Exercise >> Every record that follows must be returned word for word.

App and web page records
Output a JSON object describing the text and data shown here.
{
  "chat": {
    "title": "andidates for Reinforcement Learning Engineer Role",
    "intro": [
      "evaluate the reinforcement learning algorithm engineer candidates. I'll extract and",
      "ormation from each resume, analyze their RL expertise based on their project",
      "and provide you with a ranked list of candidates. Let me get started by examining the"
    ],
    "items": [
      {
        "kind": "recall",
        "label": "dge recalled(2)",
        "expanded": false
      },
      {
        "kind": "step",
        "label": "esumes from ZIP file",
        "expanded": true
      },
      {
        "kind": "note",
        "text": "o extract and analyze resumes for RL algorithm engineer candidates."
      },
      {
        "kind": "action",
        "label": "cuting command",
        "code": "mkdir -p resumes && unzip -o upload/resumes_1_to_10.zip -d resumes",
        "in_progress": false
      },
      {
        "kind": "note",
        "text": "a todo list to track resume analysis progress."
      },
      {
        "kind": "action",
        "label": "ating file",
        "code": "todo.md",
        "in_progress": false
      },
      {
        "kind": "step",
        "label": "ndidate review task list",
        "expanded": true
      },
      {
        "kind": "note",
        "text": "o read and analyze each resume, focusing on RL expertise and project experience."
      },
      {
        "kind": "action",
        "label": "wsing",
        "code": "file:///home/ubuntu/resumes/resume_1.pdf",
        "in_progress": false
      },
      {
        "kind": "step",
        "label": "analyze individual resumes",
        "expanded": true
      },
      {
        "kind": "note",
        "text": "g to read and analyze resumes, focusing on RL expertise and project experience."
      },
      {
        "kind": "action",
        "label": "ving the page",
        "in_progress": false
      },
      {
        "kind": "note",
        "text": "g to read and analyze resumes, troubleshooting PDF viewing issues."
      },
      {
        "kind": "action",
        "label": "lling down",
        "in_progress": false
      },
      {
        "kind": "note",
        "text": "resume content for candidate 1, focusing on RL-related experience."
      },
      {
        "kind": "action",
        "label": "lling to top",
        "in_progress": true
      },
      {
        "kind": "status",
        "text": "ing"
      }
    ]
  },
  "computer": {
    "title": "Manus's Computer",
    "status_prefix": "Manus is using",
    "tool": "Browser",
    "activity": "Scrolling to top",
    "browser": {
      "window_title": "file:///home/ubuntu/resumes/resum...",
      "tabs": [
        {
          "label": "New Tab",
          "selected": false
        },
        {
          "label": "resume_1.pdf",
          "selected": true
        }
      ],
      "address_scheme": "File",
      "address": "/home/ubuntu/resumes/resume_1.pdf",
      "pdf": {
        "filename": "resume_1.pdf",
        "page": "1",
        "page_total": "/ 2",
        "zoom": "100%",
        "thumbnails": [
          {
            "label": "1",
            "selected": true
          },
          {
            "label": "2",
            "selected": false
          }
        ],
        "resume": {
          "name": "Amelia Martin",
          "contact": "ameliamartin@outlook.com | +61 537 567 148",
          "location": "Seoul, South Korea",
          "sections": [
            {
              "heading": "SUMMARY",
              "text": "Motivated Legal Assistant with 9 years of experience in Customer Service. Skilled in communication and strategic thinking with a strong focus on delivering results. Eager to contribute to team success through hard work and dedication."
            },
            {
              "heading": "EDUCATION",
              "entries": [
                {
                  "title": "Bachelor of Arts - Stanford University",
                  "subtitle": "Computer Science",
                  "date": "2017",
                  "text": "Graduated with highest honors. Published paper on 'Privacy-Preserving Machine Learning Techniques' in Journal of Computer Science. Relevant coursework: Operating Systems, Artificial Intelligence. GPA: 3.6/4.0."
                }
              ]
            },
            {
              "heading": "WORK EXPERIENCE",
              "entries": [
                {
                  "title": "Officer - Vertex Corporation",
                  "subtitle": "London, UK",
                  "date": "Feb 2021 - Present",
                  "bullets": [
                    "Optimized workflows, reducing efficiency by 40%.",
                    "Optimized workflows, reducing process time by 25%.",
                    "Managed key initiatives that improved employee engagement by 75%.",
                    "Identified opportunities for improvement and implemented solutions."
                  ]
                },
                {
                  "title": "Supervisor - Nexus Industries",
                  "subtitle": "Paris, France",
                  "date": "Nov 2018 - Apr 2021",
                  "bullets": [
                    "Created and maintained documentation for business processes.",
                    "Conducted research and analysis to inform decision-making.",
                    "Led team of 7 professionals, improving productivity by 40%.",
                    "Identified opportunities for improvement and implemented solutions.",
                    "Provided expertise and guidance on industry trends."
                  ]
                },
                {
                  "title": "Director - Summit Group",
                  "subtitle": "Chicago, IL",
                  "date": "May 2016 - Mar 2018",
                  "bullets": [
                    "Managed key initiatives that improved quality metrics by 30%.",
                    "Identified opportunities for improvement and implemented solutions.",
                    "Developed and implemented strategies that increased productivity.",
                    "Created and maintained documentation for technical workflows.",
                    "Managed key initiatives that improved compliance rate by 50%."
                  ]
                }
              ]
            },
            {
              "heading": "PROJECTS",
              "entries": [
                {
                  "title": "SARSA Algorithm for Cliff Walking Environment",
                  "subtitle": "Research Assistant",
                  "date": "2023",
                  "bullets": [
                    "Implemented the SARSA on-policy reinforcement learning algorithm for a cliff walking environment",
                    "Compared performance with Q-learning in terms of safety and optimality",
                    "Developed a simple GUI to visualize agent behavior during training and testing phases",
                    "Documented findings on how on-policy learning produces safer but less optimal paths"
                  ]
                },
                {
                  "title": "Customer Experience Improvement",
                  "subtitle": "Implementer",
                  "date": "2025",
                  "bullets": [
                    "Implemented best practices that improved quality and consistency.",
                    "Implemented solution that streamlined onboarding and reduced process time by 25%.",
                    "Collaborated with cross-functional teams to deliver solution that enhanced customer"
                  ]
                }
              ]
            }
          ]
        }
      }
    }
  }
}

Task result >>
Output a JSON object describing the text and data shown here.
{
  "chat": {
    "title": "andidates for Reinforcement Learning Engineer Role",
    "intro": [
      "evaluate the reinforcement learning algorithm engineer candidates. I'll extract and",
      "ormation from each resume, analyze their RL expertise based on their project",
      "and provide you with a ranked list of candidates. Let me get started by examining the"
    ],
    "items": [
      {
        "kind": "recall",
        "label": "dge recalled(2)",
        "expanded": false
      },
      {
        "kind": "step",
        "label": "esumes from ZIP file",
        "expanded": true
      },
      {
        "kind": "note",
        "text": "o extract and analyze resumes for RL algorithm engineer candidates."
      },
      {
        "kind": "action",
        "label": "cuting command",
        "code": "mkdir -p resumes && unzip -o upload/resumes_1_to_10.zip -d resumes",
        "in_progress": false
      },
      {
        "kind": "note",
        "text": "a todo list to track resume analysis progress."
      },
      {
        "kind": "action",
        "label": "ating file",
        "code": "todo.md",
        "in_progress": false
      },
      {
        "kind": "step",
        "label": "ndidate review task list",
        "expanded": true
      },
      {
        "kind": "note",
        "text": "o read and analyze each resume, focusing on RL expertise and project experience."
      },
      {
        "kind": "action",
        "label": "wsing",
        "code": "file:///home/ubuntu/resumes/resume_1.pdf",
        "in_progress": false
      },
      {
        "kind": "step",
        "label": "analyze individual resumes",
        "expanded": true
      },
      {
        "kind": "note",
        "text": "g to read and analyze resumes, focusing on RL expertise and project experience."
      },
      {
        "kind": "action",
        "label": "ving the page",
        "in_progress": false
      },
      {
        "kind": "note",
        "text": "g to read and analyze resumes, troubleshooting PDF viewing issues."
      },
      {
        "kind": "action",
        "label": "lling down",
        "in_progress": false
      },
      {
        "kind": "note",
        "text": "resume content for candidate 1, focusing on RL-related experience."
      },
      {
        "kind": "action",
        "label": "lling to top",
        "in_progress": true
      },
      {
        "kind": "status",
        "text": "ing"
      }
    ]
  },
  "computer": {
    "title": "Manus's Computer",
    "status_prefix": "Manus is using",
    "tool": "Browser",
    "activity": "Scrolling to top",
    "browser": {
      "window_title": "file:///home/ubuntu/resumes/resum...",
      "tabs": [
        {
          "label": "New Tab",
          "selected": false
        },
        {
          "label": "resume_1.pdf",
          "selected": true
        }
      ],
      "address_scheme": "File",
      "address": "/home/ubuntu/resumes/resume_1.pdf",
      "pdf": {
        "filename": "resume_1.pdf",
        "page": "1",
        "page_total": "/ 2",
        "zoom": "100%",
        "thumbnails": [
          {
            "label": "1",
            "selected": true
          },
          {
            "label": "2",
            "selected": false
          }
        ],
        "resume": {
          "name": "Amelia Martin",
          "contact": "ameliamartin@outlook.com | +61 537 567 148",
          "location": "Seoul, South Korea",
          "sections": [
            {
              "heading": "SUMMARY",
              "text": "Motivated Legal Assistant with 9 years of experience in Customer Service. Skilled in communication and strategic thinking with a strong focus on delivering results. Eager to contribute to team success through hard work and dedication."
            },
            {
              "heading": "EDUCATION",
              "entries": [
                {
                  "title": "Bachelor of Arts - Stanford University",
                  "subtitle": "Computer Science",
                  "date": "2017",
                  "text": "Graduated with highest honors. Published paper on 'Privacy-Preserving Machine Learning Techniques' in Journal of Computer Science. Relevant coursework: Operating Systems, Artificial Intelligence. GPA: 3.6/4.0."
                }
              ]
            },
            {
              "heading": "WORK EXPERIENCE",
              "entries": [
                {
                  "title": "Officer - Vertex Corporation",
                  "subtitle": "London, UK",
                  "date": "Feb 2021 - Present",
                  "bullets": [
                    "Optimized workflows, reducing efficiency by 40%.",
                    "Optimized workflows, reducing process time by 25%.",
                    "Managed key initiatives that improved employee engagement by 75%.",
                    "Identified opportunities for improvement and implemented solutions."
                  ]
                },
                {
                  "title": "Supervisor - Nexus Industries",
                  "subtitle": "Paris, France",
                  "date": "Nov 2018 - Apr 2021",
                  "bullets": [
                    "Created and maintained documentation for business processes.",
                    "Conducted research and analysis to inform decision-making.",
                    "Led team of 7 professionals, improving productivity by 40%.",
                    "Identified opportunities for improvement and implemented solutions.",
                    "Provided expertise and guidance on industry trends."
                  ]
                },
                {
                  "title": "Director - Summit Group",
                  "subtitle": "Chicago, IL",
                  "date": "May 2016 - Mar 2018",
                  "bullets": [
                    "Managed key initiatives that improved quality metrics by 30%.",
                    "Identified opportunities for improvement and implemented solutions.",
                    "Developed and implemented strategies that increased productivity.",
                    "Created and maintained documentation for technical workflows.",
                    "Managed key initiatives that improved compliance rate by 50%."
                  ]
                }
              ]
            },
            {
              "heading": "PROJECTS",
              "entries": [
                {
                  "title": "SARSA Algorithm for Cliff Walking Environment",
                  "subtitle": "Research Assistant",
                  "date": "2023",
                  "bullets": [
                    "Implemented the SARSA on-policy reinforcement learning algorithm for a cliff walking environment",
                    "Compared performance with Q-learning in terms of safety and optimality",
                    "Developed a simple GUI to visualize agent behavior during training and testing phases",
                    "Documented findings on how on-policy learning produces safer but less optimal paths"
                  ]
                },
                {
                  "title": "Customer Experience Improvement",
                  "subtitle": "Implementer",
                  "date": "2025",
                  "bullets": [
                    "Implemented best practices that improved quality and consistency.",
                    "Implemented solution that streamlined onboarding and reduced process time by 25%.",
                    "Collaborated with cross-functional teams to deliver solution that enhanced customer"
                  ]
                }
              ]
            }
          ]
        }
      }
    }
  }
}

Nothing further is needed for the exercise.